embezzled funds? any further information about that theory?
lots of work being done monitoring this ecosystem and the "wolf decimated" elk population.
Middleton’s observations and GPS data showed that elk rarely encountered wolves. And when they did, the elk didn’t run away or even stop chewing unless the wolves came within about half a mile. Most importantly, there was no correlation between the rate of wolf encounters and the decline of either elk pregnancy rates or their levels of body fat, which are crucial for surviving the cold winter.
Middleton wasn’t ready to let the wolves off the hook. Maybe instead of scaring mothers, he thought, the wolves were eating calves.
followed 151 elk calves in Yellowstone for three years. Almost 70 percent of the calves died before their first birthdays, and Barber-Meyer’s team determined that wolves killed only 15 percent of them — not nearly enough to explain Middleton’s missing calves.
If it’s not the wolves driving elk calf declines, Middleton thought, “What the hell is doing it?”
Death by wolf, Barber-Meyer found, was dwarfed by the 60 percent of these tagged calves killed by bears (more than half of them by grizzlies). That was three times as much bear predation as was found two decades earlier. Realizing the role of bears revealed a much bigger and messier picture than Middleton had anticipated.
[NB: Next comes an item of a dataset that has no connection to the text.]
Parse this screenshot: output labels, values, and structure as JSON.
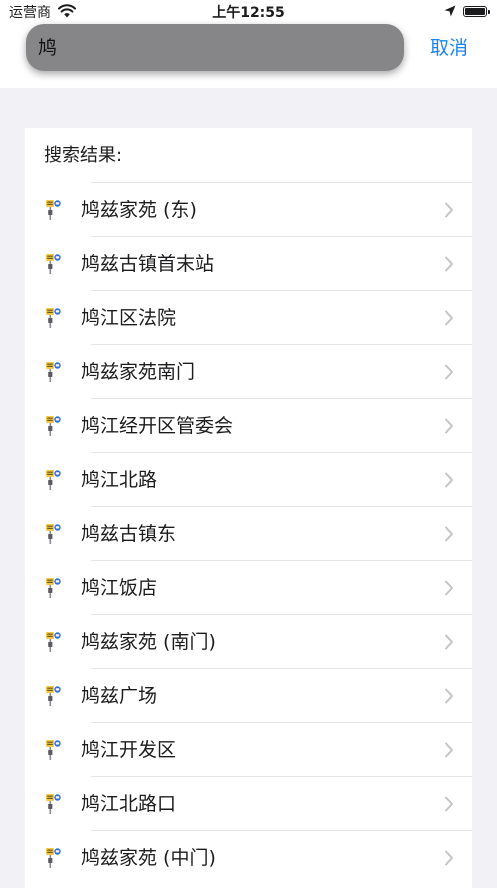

After spending five years trying to find the one thing that could explain the declining elk populations, Middleton has concluded that there isn’t one — there are many: Trout fishermen, bears, wolves, fish, climate change and factors yet unfound collectively shoulder the weight of that loss. “Changes in the system were perceived as a consequence of wolves,” he explains, but these reintroduced predators actually have a relatively small impact — one that is far outsized by the hoopla surrounding them. The elk population in Yellowstone is at the mercy of a much larger, human-altered ecosystem.